On at least three occasions during this period Worship acted as a mainpernor for friends living in Bedfordshire and Buckinghamshire; and although his appointment in November 1397 a sheriff of the two counties cannot but be seen as yet another move by King Richard to strengthen his hand in the localities, Worship was certainly far more than a mere placeman. His position at Court was, no doubt, in part the reason for his election to the two Parliaments of that year, and it also helps to account for his inclusion on the Bedfordshire commission of the peace (issued just nine days after he became sheriff): but he had also by then become an established figure in the area, where he seems to have commanded support in his own right as well as in that of his royal master. Even so, his loyalty and commitment to the court party stand out as the dominant features of his career; and he took his seat in the second Parliament of 1397 as one of the most implacable enemies of the Lords Appellant of 1388, who then themselves fell victim to their own weapon, the bill of appeal. In view of his political sympathies, it is perhaps surprising to find Worship’s name among those who, in the summer of 1398, decided to sue out royal letters of pardon. He probably did this as a matter of routine, although he may have been concerned to obtain protection because of official misdemeanours as sheriff. At all events, the King continued to hold him in great esteem, and in January 1399 he was granted the manor of Worplesdon to hold free of rent for the rest of his life. The award was made on the surrender of his earlier annuity of ten marks, but since the manor then bore an approximate valuation of between £20 and £30 p.a., his financial position still improved dramatically.7
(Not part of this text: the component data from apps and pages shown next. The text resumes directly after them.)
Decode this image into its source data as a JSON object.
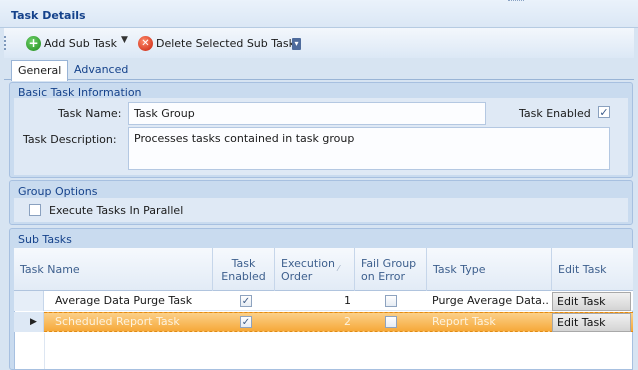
{
  "window": {
    "title": "Task Details"
  },
  "toolbar": {
    "add_label": "Add Sub Task",
    "delete_label": "Delete Selected Sub Task",
    "add_icon": "plus-circle-icon",
    "delete_icon": "x-circle-icon"
  },
  "tabs": [
    {
      "label": "General",
      "selected": true
    },
    {
      "label": "Advanced",
      "selected": false
    }
  ],
  "basic_info": {
    "title": "Basic Task Information",
    "name_label": "Task Name:",
    "name_value": "Task Group",
    "description_label": "Task Description:",
    "description_value": "Processes tasks contained in task group",
    "enabled_label": "Task Enabled",
    "enabled_checked": true
  },
  "group_options": {
    "title": "Group Options",
    "parallel_label": "Execute Tasks In Parallel",
    "parallel_checked": false
  },
  "sub_tasks": {
    "title": "Sub Tasks",
    "columns": {
      "name": "Task Name",
      "enabled": "Task Enabled",
      "order": "Execution Order",
      "fail": "Fail Group on Error",
      "type": "Task Type",
      "edit": "Edit Task"
    },
    "rows": [
      {
        "name": "Average Data Purge Task",
        "enabled": true,
        "order": "1",
        "fail_on_error": false,
        "type": "Purge Average Data...",
        "edit_label": "Edit Task",
        "selected": false
      },
      {
        "name": "Scheduled Report Task",
        "enabled": true,
        "order": "2",
        "fail_on_error": false,
        "type": "Report Task",
        "edit_label": "Edit Task",
        "selected": true
      }
    ]
  },
  "colors": {
    "accent": "#15428b",
    "selected_row": "#f6a93a",
    "panel": "#c9dbef"
  }
}
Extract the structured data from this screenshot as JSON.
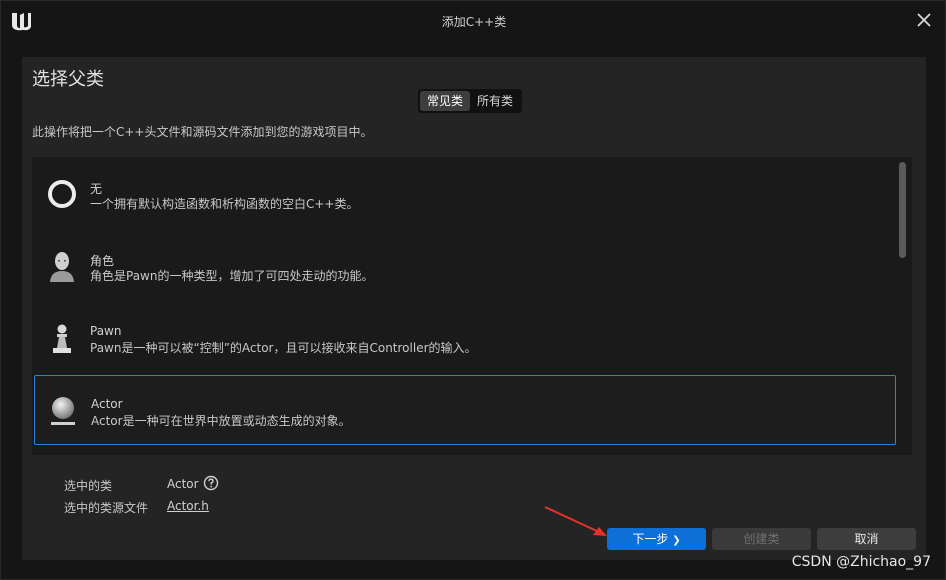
{
  "window": {
    "title": "添加C++类"
  },
  "header": {
    "heading": "选择父类",
    "description": "此操作将把一个C++头文件和源码文件添加到您的游戏项目中。"
  },
  "tabs": [
    {
      "label": "常见类",
      "active": true
    },
    {
      "label": "所有类",
      "active": false
    }
  ],
  "classes": [
    {
      "name": "无",
      "description": "一个拥有默认构造函数和析构函数的空白C++类。",
      "icon": "ring-icon"
    },
    {
      "name": "角色",
      "description": "角色是Pawn的一种类型，增加了可四处走动的功能。",
      "icon": "character-head-icon"
    },
    {
      "name": "Pawn",
      "description": "Pawn是一种可以被“控制”的Actor，且可以接收来自Controller的输入。",
      "icon": "pawn-icon"
    },
    {
      "name": "Actor",
      "description": "Actor是一种可在世界中放置或动态生成的对象。",
      "icon": "sphere-icon",
      "selected": true
    }
  ],
  "selection": {
    "class_label": "选中的类",
    "class_value": "Actor",
    "source_label": "选中的类源文件",
    "source_value": "Actor.h"
  },
  "buttons": {
    "next": "下一步",
    "next_glyph": "❯",
    "create": "创建类",
    "cancel": "取消"
  },
  "watermark": "CSDN @Zhichao_97",
  "colors": {
    "accent": "#0f6fd8",
    "selection_border": "#2f7ed8",
    "annotation_arrow": "#e8302a"
  }
}
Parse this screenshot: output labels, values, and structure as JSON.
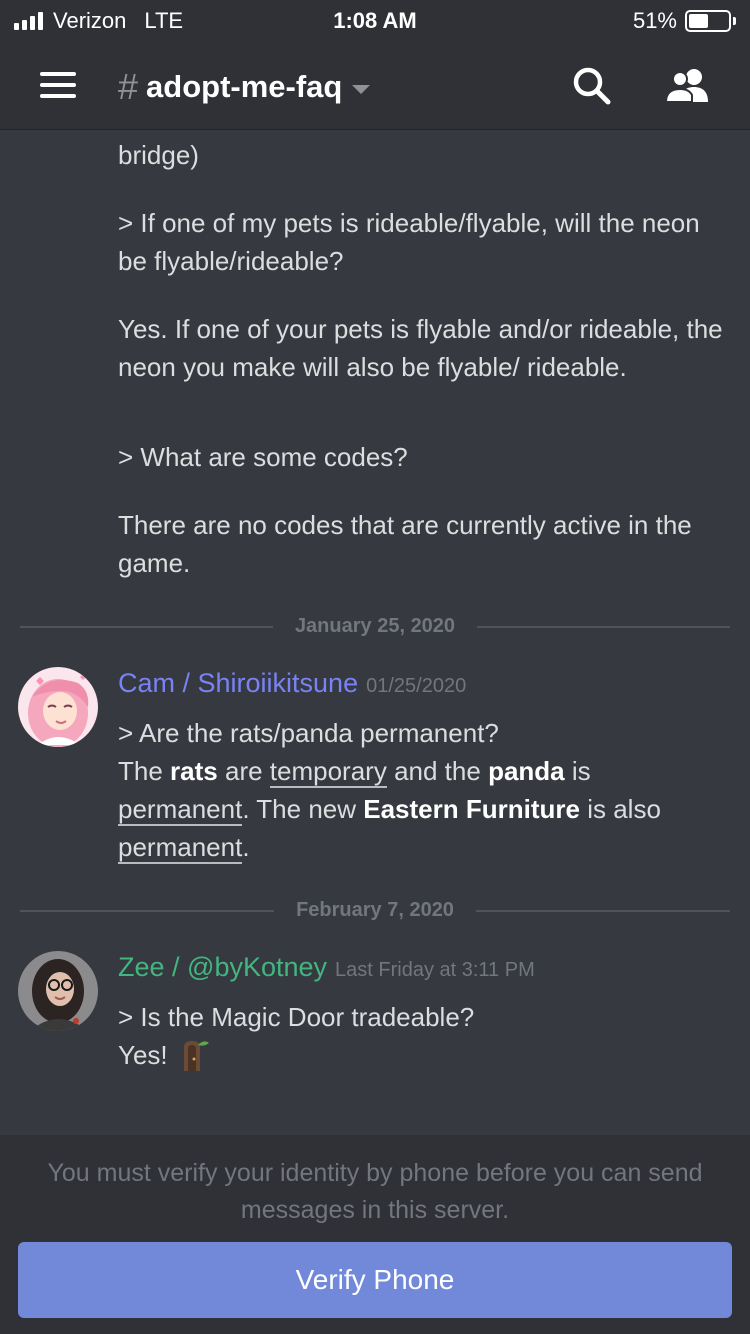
{
  "status_bar": {
    "carrier": "Verizon",
    "network": "LTE",
    "time": "1:08 AM",
    "battery_percent": "51%",
    "battery_level": 0.51,
    "signal_bars": 4
  },
  "header": {
    "hash": "#",
    "channel_name": "adopt-me-faq",
    "icons": [
      "menu-icon",
      "search-icon",
      "members-icon"
    ]
  },
  "messages": {
    "continued": {
      "fragment": "bridge)",
      "q1": "> If one of my pets is rideable/flyable, will the neon be flyable/rideable?",
      "a1": "Yes. If one of your pets is flyable and/or rideable, the neon you make will also be flyable/ rideable.",
      "q2": "> What are some codes?",
      "a2": "There are no codes that are currently active in the game."
    },
    "divider1": "January 25, 2020",
    "msg1": {
      "author": "Cam / Shiroiikitsune",
      "author_color": "#7983f5",
      "timestamp": "01/25/2020",
      "line1": "> Are the rats/panda permanent?",
      "t_the": "The",
      "t_rats": "rats",
      "t_are": "are",
      "t_temporary": "temporary",
      "t_and_the": "and the",
      "t_panda": "panda",
      "t_is": "is",
      "t_permanent1": "permanent",
      "t_the_new": ". The new",
      "t_eastern": "Eastern Furniture",
      "t_is_also": "is also",
      "t_permanent2": "permanent",
      "t_end": "."
    },
    "divider2": "February 7, 2020",
    "msg2": {
      "author": "Zee / @byKotney",
      "author_color": "#43b581",
      "timestamp": "Last Friday at 3:11 PM",
      "line1": "> Is the Magic Door tradeable?",
      "line2": "Yes!",
      "emoji": "door-emoji"
    }
  },
  "footer": {
    "note": "You must verify your identity by phone before you can send messages in this server.",
    "button_label": "Verify Phone",
    "button_color": "#7289da"
  }
}
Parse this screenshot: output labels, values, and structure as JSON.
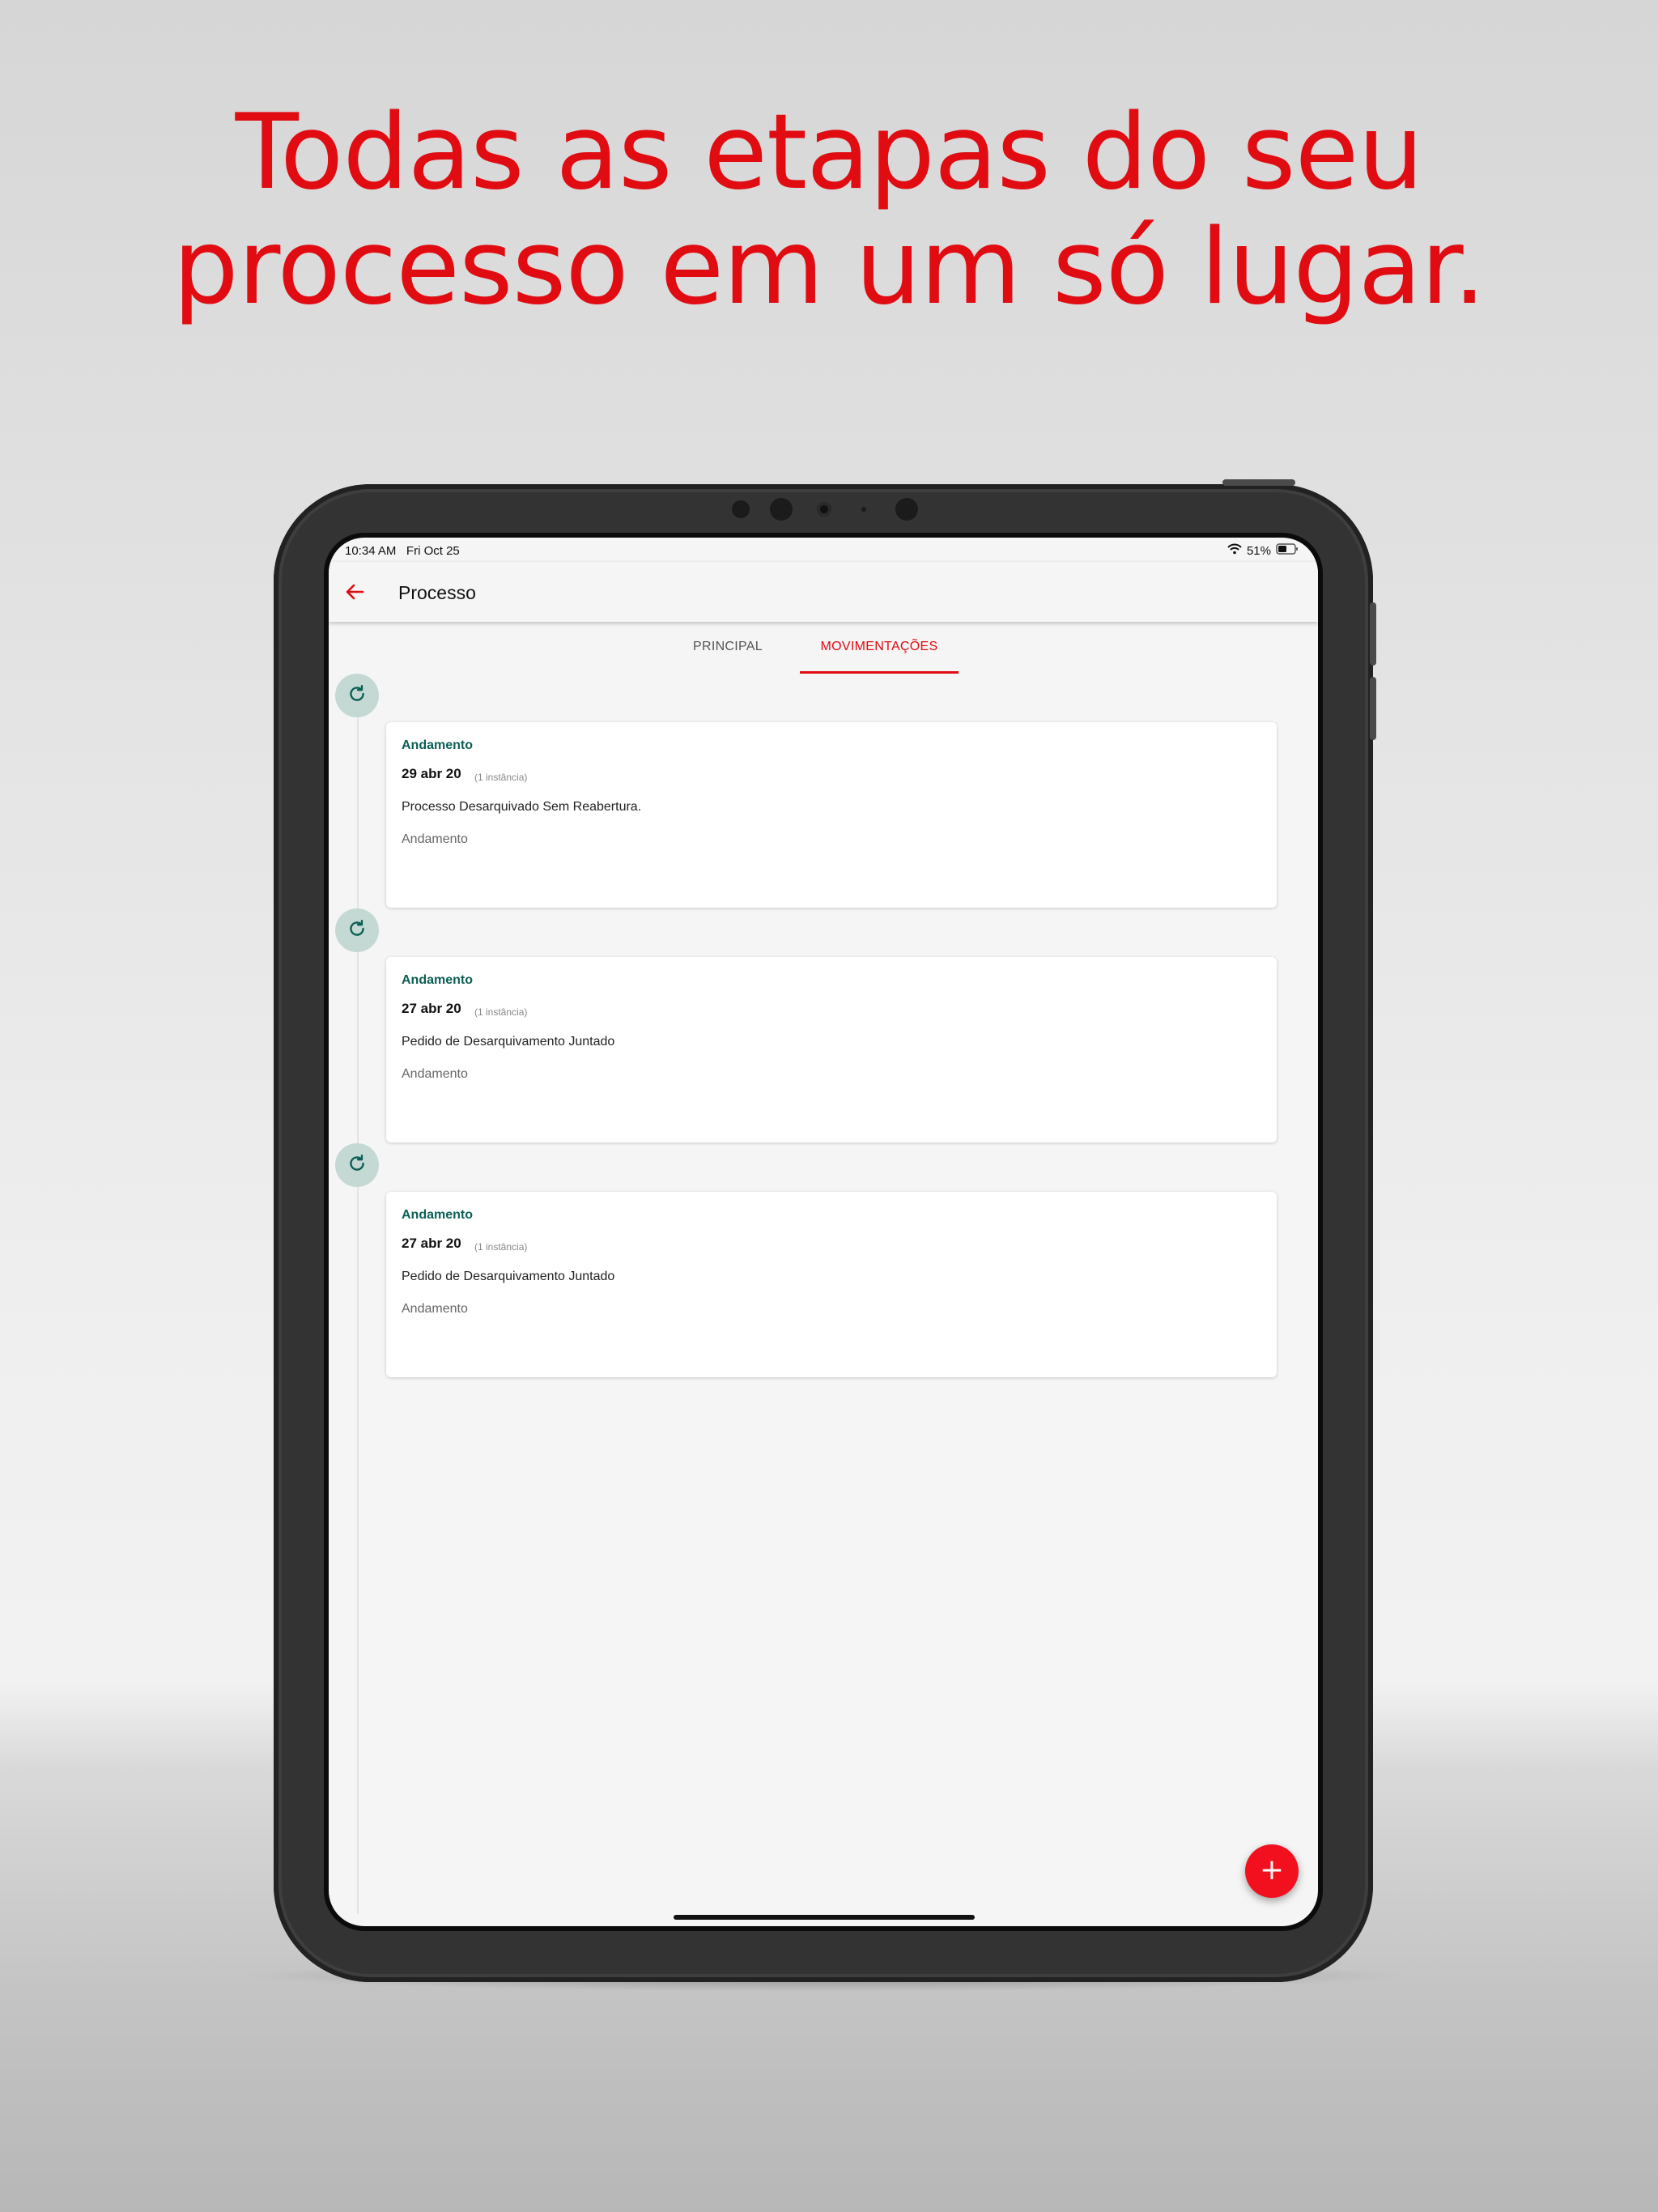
{
  "headline": {
    "line1": "Todas as etapas do seu",
    "line2": "processo em um só lugar."
  },
  "status_bar": {
    "time": "10:34 AM",
    "date": "Fri Oct 25",
    "battery": "51%"
  },
  "appbar": {
    "title": "Processo",
    "back_icon": "arrow-left-icon"
  },
  "tabs": [
    {
      "label": "PRINCIPAL",
      "active": false
    },
    {
      "label": "MOVIMENTAÇÕES",
      "active": true
    }
  ],
  "timeline": {
    "icon": "refresh-icon",
    "items": [
      {
        "type": "Andamento",
        "date": "29 abr 20",
        "instance": "(1 instância)",
        "description": "Processo Desarquivado Sem Reabertura.",
        "category": "Andamento"
      },
      {
        "type": "Andamento",
        "date": "27 abr 20",
        "instance": "(1 instância)",
        "description": "Pedido de Desarquivamento Juntado",
        "category": "Andamento"
      },
      {
        "type": "Andamento",
        "date": "27 abr 20",
        "instance": "(1 instância)",
        "description": "Pedido de Desarquivamento Juntado",
        "category": "Andamento"
      }
    ]
  },
  "fab": {
    "label": "+"
  },
  "colors": {
    "accent": "#e00c12",
    "teal": "#0c5f55",
    "timeline_icon_bg": "#c5d9d4"
  }
}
Because of his duties as sheriff of Bedfordshire and Buckinghamshire, Worship did not take part in King Richard’s second Irish expedition, which set out in the spring of 1399, leaving the country exposed to invasion by Henry of Bolingbroke and his supporters. With his personal fortunes so closely linked to those of the Court, Worship needed no prompting to take up arms against the usurper, and he hurriedly raised a force of six knights, 46 esquires and 66 archers. For most of July he and his men remained in attendance upon the duke of York, whom Richard had left behind as Custos Anglie, but as all hopes of effective resistance collapsed the entire force threw in its lot with the Lancastrian cause, and accepted Bolingbroke’s seizure as a fait accompli. The newly crowned Henry IV was too shrewd to countenance all but the most limited political reprisals, and Worship suffered very little through the change of regime. Although he lost his place at Court and was removed as sheriff, he did retain the manor of Worplesdon; and, moreo